Skeletal remains of ninebark flower. (photos by Anita Barbour)

For the last month and a half of my stay at Northeast Center for Rehabilitation and Brain Injury in Lake Katrine, I watched spring gain ground day by day. The setting is urban but with habitats that accommodate common wild birds, mammals and insects. These I observed through windows in my room, and more closely on therapeutic walks around the grounds. I also examined plants, wild and cultivated, familiar and unfamiliar to me.

Birds that frequented the peripheries of the buildings were mostly common urban species — starlings and house sparrows especially — but also tufted titmice and robins as the weeks passed.
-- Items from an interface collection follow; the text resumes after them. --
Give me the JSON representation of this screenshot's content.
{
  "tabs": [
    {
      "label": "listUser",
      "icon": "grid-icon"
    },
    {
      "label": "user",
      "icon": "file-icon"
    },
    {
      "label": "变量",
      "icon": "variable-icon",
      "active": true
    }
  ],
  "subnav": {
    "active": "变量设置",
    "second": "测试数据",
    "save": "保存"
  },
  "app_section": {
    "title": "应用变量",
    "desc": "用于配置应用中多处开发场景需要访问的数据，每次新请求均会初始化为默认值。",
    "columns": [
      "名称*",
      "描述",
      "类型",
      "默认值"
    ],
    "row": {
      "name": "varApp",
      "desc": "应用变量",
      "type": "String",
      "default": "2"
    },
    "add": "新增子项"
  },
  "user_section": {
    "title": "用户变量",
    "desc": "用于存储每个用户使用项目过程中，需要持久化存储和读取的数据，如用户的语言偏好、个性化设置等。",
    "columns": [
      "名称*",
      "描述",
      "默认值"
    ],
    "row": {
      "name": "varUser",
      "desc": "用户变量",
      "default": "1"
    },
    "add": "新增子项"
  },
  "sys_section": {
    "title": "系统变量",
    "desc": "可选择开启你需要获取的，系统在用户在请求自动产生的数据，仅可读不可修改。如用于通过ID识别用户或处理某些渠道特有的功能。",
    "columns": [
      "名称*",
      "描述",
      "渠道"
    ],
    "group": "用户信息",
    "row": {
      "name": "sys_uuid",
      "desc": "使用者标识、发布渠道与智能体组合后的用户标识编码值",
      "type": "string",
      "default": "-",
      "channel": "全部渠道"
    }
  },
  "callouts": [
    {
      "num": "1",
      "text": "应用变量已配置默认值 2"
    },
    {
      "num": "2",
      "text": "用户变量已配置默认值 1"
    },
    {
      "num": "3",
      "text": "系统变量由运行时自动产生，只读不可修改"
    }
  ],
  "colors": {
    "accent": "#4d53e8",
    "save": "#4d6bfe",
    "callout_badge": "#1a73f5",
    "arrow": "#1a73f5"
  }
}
Surprises included crows foraging in a mowed field, a purple finch that dropped by one day, and hawks, ducks and vultures flying north overhead.

A surprising encounter occurred between two kinds of bird — tufted titmouse, a native species, and a starling, an invasive bird introduced from Europe in the early twentieth century. By late morning, after the breakfast hour and after Anita had arrived for a visit, the bird bustle had settled down. Suddenly and without apparent provocation, a titmouse in the honey locust outside my window attacked a starling on a nearby branch. Startled and intimidated, the larger bird flew off. The titmouse continued its aggression, following the starling out of sight.


With the brief incident in the tree over, our attention turned to the slightly larger and scrappier crows as they took over the mowed field, snatching and swallowing big earthworms from wet spots covered by tamped-down mower clippings. Could it be that the crows were sneaking in to nab the robins’ traditional cuisine while the redbreasts were preoccupied elsewhere?

As in city parks, squirrels and chipmunks found fair pickings (occasional snack scraps, tree flowers), and a resident woodchuck munched its wild salad along the border where mowed field and scruffy woods intermingled. My first day in the fifth room I occupied, the one with the view of the eastern lawns, the unit manager, Francine, said I should keep an eye out for red foxes and deer coming out of the woods, but I never saw any.

Spring butterflies that appeared to be resident in the mowed field were cabbage white, introduced from Europe, and common sulfur, a native legume-feeder that has adopted clovers as its caterpillars’ host plants. The largest butterfly I observed was a spicebush swallowtail nectaring on dame’s rocket, an introduced plant of the mustard family that resembles phlox but has four petals rather than five. In large concrete pots were money plant (Lunaria), another mustard, whose flat seedpods (known as siliques) were green and unripe, and bleeding heart, one of our favorite garden plants. In the lawn were birdsfoot trefoil and some common weedy legumes (e.g., least hop clover and white clover).

A wetland along an asphalt walking path was dominated by common reed (Phragmites). Unusual planted shrubs included Hydrangea cultivars and bush honeysuckles. Planted trees included crabapples, native white pines (Pinus strobus), shadbush (Amelanchier) and honey locusts (Gleditsia tricanthos and cultivars).

Spider with binoculars, looking for birds.

Spider with binoculars, looking for birds.

Home again after months of rehabilitation and exercise of brain and body, it feels good to get back to nature — my own, and all that surrounds me. I’m grateful for all the support and kindness extended to me. But it’s especially good to get back to Nature Walk again.


Editor’s note: And it is especially good to have you back again, too, Spider.